most unprofessional reaction, in my opinion. Having dropped the corpse of her husband at her feet, the late Lady Gorey advanced down the table toward Miss Basilio. One could not doubt she had something other in mind than a fond reunion between acquaintances. Miss Basilio's nerve broke in the face of this development, and she rushed out of the parlor, scattering jet beads in her wake. The ghost followed. I wrenched my hand out of the cold clutch of the sorcerer. Miss Basilio and the late Lady Gorey were just vanishing out into the night as I pushed my way through the parlor and out into the storefront. I had seen a very practical collection of ghost bottles for sale, and only my interest in the séance had stopped me from pausing to examine them on my way in. Now I ducked behind the counter.
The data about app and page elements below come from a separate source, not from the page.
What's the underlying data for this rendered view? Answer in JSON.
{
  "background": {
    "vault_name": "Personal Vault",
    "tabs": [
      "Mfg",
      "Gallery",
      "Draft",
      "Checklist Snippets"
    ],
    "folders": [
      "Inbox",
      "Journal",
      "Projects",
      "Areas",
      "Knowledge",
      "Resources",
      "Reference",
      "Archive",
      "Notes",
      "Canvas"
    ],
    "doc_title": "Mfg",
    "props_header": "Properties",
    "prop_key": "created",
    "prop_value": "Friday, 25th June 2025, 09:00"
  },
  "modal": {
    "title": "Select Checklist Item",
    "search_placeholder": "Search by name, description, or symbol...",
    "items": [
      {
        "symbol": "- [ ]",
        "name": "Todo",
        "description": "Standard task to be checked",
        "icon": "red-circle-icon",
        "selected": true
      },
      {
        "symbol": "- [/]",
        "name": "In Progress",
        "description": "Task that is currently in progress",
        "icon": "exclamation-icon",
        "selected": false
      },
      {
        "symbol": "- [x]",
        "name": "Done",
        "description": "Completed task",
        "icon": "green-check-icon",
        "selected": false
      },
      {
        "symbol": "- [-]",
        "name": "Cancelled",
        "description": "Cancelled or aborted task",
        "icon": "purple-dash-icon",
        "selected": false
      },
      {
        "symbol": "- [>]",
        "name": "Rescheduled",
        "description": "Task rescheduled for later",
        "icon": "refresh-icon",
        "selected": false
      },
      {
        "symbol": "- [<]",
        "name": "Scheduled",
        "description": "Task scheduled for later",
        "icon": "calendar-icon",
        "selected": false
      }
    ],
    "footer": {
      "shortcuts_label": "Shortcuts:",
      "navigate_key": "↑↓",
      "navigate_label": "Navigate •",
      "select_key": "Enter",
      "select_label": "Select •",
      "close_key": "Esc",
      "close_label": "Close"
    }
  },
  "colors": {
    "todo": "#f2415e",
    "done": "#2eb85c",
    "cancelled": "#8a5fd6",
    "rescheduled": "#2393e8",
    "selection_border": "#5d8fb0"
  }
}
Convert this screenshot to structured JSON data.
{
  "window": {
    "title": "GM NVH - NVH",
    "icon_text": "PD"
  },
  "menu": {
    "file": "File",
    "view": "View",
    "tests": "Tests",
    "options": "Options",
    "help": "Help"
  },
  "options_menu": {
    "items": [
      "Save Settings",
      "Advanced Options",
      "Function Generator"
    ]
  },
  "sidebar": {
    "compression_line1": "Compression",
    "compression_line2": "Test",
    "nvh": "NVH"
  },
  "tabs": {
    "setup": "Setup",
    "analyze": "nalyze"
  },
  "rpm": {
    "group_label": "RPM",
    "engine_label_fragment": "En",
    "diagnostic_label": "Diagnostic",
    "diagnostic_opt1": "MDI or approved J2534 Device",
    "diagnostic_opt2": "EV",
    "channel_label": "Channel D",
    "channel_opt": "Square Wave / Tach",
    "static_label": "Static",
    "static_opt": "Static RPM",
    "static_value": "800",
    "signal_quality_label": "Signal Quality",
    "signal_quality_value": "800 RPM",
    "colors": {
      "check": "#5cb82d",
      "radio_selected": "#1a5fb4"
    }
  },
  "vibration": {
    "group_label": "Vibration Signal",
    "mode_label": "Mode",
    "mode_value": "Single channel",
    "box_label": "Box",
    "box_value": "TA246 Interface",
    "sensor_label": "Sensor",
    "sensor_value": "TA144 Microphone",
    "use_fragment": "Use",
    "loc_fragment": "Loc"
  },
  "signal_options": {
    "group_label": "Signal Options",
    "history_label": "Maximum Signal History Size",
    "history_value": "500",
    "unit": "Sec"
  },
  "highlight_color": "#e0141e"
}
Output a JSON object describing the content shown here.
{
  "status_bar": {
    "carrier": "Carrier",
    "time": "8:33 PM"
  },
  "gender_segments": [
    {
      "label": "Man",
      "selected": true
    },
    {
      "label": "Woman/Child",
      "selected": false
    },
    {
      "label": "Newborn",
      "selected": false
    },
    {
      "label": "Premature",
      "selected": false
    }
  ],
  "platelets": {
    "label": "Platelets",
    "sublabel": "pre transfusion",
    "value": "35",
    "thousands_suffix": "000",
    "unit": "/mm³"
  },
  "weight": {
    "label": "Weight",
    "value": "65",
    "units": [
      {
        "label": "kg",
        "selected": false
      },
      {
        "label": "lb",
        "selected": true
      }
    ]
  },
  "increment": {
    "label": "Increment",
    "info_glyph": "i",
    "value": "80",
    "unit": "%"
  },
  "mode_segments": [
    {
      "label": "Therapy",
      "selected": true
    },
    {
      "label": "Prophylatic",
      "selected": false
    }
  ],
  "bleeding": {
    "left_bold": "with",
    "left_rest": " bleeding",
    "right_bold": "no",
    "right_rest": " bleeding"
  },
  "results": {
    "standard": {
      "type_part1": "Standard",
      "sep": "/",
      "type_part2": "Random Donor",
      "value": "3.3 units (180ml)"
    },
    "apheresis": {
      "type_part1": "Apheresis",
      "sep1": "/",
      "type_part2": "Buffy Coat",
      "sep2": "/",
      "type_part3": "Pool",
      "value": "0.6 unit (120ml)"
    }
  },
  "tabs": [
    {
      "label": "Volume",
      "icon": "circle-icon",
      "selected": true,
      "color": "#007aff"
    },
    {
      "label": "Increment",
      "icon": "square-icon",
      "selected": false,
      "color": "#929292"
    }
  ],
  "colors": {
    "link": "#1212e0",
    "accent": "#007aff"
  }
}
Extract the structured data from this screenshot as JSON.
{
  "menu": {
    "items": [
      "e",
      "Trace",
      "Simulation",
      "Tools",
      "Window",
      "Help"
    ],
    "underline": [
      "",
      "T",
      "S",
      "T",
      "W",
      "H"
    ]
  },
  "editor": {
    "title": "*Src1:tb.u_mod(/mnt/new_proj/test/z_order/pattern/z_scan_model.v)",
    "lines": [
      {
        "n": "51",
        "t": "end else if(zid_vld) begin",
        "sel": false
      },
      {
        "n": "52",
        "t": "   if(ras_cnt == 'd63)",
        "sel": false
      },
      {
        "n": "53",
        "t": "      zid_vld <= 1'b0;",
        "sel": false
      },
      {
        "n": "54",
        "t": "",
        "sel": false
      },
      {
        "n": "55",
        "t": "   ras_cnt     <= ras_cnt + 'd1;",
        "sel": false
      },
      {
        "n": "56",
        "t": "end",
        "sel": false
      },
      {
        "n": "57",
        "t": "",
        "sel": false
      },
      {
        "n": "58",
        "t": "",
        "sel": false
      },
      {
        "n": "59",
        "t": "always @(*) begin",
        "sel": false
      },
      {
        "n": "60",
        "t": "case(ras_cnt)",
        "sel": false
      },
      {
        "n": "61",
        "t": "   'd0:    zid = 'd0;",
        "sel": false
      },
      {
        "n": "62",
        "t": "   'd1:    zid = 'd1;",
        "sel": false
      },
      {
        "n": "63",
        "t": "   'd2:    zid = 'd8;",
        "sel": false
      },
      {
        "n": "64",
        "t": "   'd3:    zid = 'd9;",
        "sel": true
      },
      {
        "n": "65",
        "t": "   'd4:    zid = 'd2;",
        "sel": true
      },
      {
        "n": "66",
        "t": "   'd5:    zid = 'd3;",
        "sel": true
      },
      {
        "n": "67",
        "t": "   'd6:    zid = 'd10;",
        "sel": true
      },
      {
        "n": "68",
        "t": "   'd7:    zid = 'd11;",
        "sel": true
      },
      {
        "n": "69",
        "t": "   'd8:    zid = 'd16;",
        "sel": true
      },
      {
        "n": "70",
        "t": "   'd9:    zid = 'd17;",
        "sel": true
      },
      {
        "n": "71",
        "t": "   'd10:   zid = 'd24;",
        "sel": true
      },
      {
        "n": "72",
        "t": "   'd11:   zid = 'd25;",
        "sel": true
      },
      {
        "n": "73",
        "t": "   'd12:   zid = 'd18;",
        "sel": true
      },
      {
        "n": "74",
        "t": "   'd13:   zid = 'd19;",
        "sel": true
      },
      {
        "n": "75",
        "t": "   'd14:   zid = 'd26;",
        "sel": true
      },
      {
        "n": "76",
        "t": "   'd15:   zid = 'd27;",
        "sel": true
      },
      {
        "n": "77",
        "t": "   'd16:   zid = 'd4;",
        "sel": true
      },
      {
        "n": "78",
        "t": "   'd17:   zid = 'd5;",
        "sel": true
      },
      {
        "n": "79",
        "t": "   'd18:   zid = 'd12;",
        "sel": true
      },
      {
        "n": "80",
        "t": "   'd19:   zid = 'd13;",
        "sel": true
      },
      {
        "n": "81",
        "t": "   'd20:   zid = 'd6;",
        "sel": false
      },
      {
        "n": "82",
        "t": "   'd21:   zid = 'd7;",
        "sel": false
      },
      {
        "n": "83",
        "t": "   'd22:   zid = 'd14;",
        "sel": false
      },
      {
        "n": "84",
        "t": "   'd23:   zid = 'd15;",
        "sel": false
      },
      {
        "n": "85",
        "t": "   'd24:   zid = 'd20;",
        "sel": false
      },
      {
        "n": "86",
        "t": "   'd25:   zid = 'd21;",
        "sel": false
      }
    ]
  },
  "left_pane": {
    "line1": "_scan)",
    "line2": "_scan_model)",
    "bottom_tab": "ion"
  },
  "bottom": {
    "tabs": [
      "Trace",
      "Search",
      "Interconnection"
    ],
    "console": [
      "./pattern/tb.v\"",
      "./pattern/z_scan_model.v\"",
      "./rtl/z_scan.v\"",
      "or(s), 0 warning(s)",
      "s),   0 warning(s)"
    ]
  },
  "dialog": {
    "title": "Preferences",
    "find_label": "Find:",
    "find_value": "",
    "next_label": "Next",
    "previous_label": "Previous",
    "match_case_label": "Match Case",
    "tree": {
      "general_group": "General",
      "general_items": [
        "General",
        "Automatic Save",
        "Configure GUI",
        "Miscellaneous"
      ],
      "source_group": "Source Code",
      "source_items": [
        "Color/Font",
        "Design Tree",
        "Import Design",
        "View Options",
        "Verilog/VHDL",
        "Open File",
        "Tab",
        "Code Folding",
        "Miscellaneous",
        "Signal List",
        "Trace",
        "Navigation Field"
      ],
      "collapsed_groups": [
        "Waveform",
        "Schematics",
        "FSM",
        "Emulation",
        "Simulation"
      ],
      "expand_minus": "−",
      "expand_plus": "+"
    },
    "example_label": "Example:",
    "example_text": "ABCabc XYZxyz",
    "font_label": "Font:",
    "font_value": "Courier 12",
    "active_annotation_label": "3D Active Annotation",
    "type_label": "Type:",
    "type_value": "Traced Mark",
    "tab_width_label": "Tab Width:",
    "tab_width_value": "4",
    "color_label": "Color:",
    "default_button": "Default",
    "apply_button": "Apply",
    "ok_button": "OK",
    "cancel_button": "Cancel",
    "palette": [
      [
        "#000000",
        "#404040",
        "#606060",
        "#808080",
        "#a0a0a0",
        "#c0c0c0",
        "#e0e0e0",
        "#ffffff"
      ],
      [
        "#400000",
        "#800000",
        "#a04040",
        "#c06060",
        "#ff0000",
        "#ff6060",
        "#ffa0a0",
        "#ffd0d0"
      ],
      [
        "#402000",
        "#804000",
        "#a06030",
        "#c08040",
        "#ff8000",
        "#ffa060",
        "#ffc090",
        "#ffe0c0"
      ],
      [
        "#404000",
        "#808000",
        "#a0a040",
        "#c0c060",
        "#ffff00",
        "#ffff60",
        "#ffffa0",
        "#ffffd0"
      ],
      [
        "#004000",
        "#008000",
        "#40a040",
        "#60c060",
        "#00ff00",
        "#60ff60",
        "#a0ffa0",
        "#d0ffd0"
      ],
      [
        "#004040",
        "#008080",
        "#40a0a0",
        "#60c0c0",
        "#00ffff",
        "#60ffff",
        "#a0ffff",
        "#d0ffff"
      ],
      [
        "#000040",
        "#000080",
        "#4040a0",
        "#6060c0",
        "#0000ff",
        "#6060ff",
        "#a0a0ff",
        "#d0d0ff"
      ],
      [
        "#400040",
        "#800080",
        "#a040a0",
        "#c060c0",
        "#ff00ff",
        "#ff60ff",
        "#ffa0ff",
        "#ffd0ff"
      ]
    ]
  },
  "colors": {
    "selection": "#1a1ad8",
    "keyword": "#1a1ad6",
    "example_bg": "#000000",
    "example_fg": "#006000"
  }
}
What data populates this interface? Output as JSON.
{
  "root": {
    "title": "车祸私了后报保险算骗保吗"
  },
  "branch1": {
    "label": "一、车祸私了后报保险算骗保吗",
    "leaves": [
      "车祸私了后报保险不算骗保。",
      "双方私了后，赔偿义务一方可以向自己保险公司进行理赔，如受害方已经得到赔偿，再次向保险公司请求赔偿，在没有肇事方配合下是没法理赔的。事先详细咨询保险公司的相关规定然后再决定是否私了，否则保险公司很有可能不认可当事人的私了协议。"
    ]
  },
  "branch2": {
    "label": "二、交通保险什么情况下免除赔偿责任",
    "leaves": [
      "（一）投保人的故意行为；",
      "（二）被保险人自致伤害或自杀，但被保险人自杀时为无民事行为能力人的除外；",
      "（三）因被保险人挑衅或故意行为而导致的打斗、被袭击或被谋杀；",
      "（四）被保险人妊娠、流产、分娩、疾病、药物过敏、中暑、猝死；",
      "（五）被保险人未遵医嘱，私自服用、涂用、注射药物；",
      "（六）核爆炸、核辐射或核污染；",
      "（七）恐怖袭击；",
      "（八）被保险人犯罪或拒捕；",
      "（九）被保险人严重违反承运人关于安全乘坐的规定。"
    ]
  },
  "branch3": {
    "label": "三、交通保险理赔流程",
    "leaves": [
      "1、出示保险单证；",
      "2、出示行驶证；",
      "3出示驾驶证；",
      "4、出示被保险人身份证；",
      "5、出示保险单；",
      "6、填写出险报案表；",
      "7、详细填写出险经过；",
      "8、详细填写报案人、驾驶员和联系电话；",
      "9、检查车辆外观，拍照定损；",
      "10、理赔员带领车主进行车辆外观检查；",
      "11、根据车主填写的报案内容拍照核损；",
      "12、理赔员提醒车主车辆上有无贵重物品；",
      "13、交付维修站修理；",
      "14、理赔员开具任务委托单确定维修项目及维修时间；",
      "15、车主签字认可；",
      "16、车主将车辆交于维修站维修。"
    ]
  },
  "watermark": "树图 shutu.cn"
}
The ghost bottles on offer were of the cheapest manufacture, good only for catching the wispy presences of ghosts. Lady Gorey was obviously very much more... corporeal. Someone touched my elbow, and I whirled. It was J.W. Wells, appearing slightly recovered. "Please, allow me to be of assistance," he said. "Miss… ah…?" "Philomena Dashwood." It was not at all the proper way to introduce oneself, but the circumstances allowed for some brevity of etiquette, I suppose. "Miss Dashwood, please allow me to be of assistance." I was dubious, but thereupon he took his keys and opened a fancy cabinet to recover one of the better bottles. "Thank you," I said, accepting it. It was of thick glass, and the sealing apparatus attached to the neck was comfortingly solid. "I believe you will find that particular ghost has become quite inconveniently solid. Too solid to pass the neck of this bottle. She will perhaps require some assistance on your part to become ethereal once more." That was something I had not considered. I stuffed the bottle into my reticule, and headed for the door. "In addition to selling by the individual bottle, Miss Dashwood," he called after me, "I make a significant reduction on taking a quantity!" I came outside with my bottle just in time to see Miss Basilio seated in a hansom cab, with the late Lady Gorey climbing in after her, racing down the street in my direction. I was very glad then that I had worn sensible footwear, for I judged if I made a mighty leap as it came alongside, I could catch the door and pull myself inside. I timed it most carefully, and I am convinced I would have made a perfectly executed jump if not for one thing. Right at the apex of my leap, a pair of arms came around me in a most familiar fashion and pulled me back down to earth. I vigorously employed my elbows, but I am not certain my efforts were as fully felt as I would have wished them. In any case, I was quickly released. It was a young man who had caught me, perhaps a gentleman by his dress. He possessed a particular expression of stupidity. "Are you all right, Missus? You were nearly struck by that cab!" I despise wrong addresses of title; it is no little matter to me. I gave the interfering man a stern glance and a verbal correction: “Miss.” A true gentleman would have felt the barb most severely. And then, as another hansom cab conveniently appeared, I seized upon it and commanded the cabbie to follow the runaway horses. As my cab pulled up beside, I took the